-Update: See my subsequent post for revised range estimates
A lively discussion is going on at armscontrolwonk about the new missiles seen in North Korea’s recent parade. The missile attracting the most attention is the so-called Musudan, which looks like a stretched version of the Soviet R-27/SSN-6 missile, which I wrote about earlier.
A key question is what range this missile might have for various payloads, assuming it is based on SSN-6 technology. The range will determine what it could target, in principle. Some press reports have suggested a range of up to 5,000 km.
I’ve done some modeling, and here is what I find.

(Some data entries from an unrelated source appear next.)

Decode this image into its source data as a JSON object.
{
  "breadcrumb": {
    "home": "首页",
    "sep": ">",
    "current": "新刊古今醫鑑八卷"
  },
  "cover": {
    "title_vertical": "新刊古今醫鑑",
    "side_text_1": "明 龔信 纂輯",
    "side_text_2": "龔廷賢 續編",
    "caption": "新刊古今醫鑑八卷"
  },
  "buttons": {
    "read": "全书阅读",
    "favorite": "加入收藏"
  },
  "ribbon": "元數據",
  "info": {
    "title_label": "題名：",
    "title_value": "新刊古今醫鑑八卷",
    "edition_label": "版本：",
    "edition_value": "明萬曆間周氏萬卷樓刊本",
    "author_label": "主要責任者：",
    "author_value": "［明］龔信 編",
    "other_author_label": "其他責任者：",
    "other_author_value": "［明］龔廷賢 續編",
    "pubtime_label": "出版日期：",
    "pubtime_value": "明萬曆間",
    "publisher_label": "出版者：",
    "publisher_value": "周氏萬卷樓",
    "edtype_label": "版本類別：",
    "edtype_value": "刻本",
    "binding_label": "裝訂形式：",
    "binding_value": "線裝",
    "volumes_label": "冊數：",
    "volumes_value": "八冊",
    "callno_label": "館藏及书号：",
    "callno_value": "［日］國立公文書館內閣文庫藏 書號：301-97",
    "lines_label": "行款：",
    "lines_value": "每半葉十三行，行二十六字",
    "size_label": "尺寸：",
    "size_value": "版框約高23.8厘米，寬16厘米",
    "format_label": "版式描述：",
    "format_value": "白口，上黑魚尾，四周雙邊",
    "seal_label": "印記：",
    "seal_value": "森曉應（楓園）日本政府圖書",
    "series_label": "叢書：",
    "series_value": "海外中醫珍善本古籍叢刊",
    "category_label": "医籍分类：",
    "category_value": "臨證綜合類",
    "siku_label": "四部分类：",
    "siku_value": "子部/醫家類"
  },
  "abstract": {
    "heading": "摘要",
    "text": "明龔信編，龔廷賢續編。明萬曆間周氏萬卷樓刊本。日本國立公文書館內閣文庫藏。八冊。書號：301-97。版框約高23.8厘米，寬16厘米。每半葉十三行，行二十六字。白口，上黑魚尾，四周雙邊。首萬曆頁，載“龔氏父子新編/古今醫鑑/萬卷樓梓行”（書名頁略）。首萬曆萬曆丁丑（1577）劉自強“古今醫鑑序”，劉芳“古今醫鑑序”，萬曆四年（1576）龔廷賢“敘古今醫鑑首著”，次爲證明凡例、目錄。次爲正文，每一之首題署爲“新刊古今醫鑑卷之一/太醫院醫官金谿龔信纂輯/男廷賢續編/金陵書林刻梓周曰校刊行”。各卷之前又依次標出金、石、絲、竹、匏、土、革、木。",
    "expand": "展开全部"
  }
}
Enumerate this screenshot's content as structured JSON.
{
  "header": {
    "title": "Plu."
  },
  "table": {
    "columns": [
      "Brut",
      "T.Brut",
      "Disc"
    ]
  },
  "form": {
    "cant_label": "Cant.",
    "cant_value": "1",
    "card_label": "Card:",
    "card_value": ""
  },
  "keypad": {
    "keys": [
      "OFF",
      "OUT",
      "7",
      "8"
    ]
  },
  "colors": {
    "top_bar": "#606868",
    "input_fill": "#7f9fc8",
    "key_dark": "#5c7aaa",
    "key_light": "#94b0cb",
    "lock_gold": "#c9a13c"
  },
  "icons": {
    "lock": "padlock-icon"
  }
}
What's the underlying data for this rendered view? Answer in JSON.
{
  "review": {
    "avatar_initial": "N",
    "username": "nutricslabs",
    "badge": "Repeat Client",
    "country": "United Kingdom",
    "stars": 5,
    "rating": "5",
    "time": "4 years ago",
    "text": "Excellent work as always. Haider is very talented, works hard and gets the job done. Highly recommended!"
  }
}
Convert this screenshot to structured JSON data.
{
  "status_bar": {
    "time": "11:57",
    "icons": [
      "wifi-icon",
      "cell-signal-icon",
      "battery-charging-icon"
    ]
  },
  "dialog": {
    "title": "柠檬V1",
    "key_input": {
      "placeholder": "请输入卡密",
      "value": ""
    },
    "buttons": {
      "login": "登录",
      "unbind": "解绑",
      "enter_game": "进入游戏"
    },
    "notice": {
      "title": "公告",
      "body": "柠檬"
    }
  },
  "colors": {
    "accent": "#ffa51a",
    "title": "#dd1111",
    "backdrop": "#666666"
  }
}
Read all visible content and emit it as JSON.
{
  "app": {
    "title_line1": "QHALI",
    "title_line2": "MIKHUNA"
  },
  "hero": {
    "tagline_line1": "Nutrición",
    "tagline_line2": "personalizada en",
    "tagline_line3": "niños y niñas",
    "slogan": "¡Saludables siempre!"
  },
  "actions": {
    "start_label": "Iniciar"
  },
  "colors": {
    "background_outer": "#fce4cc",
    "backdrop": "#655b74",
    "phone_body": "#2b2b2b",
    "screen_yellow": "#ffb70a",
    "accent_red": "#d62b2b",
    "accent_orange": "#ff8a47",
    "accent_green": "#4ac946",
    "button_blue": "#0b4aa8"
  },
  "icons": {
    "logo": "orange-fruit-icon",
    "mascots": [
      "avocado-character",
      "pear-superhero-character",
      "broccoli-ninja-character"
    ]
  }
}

I first developed a computer model of the SSN-6 that gives a range of 3,000 km with a 650-kg payload, which is the longer range given in Pavel Podvig’s book for the SSN-6 (more on the model below).
Assuming the Musudan missile body is 2.5 m longer than the SSN-6 and is used to hold more propellant, I find roughly the following range/payload combinations for the Musudan:
3,300 km/ 1,000
3,800 km/ 750 kg
4,000 km/ 650 kg
4,400 km/ 500 kg
Keep in mind that for a first generation nuclear warhead, payloads at the low end of this range are unrealistic. So it doesn’t seem plausible that this missile could have a useful range much greater than 4,000 km.
The map below shows a circle of radius 4,000 km centered on North Korea.
It’s also possible that the range of the missile is well under 4,000 km. If this missile is instead based on the version of the SSN-6 with a range of 2,400, the corresponding ranges will be shorter. Moreover, the SSN-6 was a highly optimized design, with considerable effort made to minimize the mass and maximize the thrust. If the missiles seen in the parade were built in North Korea and were not of the same technical quality, that will also reduce the range.
Finally, it’s worth emphasizing that no one has seen a flight test of the Musudan, so they can’t be assumed to be operational, and at this point they would seem to be more bark than bite.
But if they do become operational, their range is a big step beyond the Nodong, North Korea’s longest range deployed missile, which has a range of about 1,500 km with a payload of less than one ton.
The Musudan appears to be the first North Korean missiles without fins. That suggests they have a better guidance system, as was discussed in the comments here. Keep in mind, however, that the guidance system only helps during launch, and that much of a missile’s inaccuracy comes from reentry, due to buffeting and winds in the atmosphere. The shaped nosecone may help reduce errors by speeding the RV through the atmosphere, but that can only help so much.
Some details on the model:
Here are my assumptions for the SSN-6 and Musudan models. I don’t claim these are highly accurate since I don’t have enough information about the missile, but these should be good enough to give reasonable range/payload estimates.
Assuming that the Musudan is 2.5 m longer than the SSN-6 and carries 4.8 t (t = metric tons) more propellant:
SSN-6: Fuel mass = 12.3 t
Launch mass = 13.4 t + 0.65 t payload
Burntime = 124 sec
Musudan: Fuel mass = 17.1 t
Launch mass = 18.6 t + payload
Burntime = 178 sec
The burntime for the Musudan assumes it has the same fuel consumption rate as the SSN-6. My calculations include an atmosphere and a specific impulse that varies with altitude. For both missiles I assume a sea-level specific impulse of 280 sec, which gives a launch thrust of 26.8 t and specific impulse in vacuum of 312 sec.
Note: See my subsequent post for revised range estimates.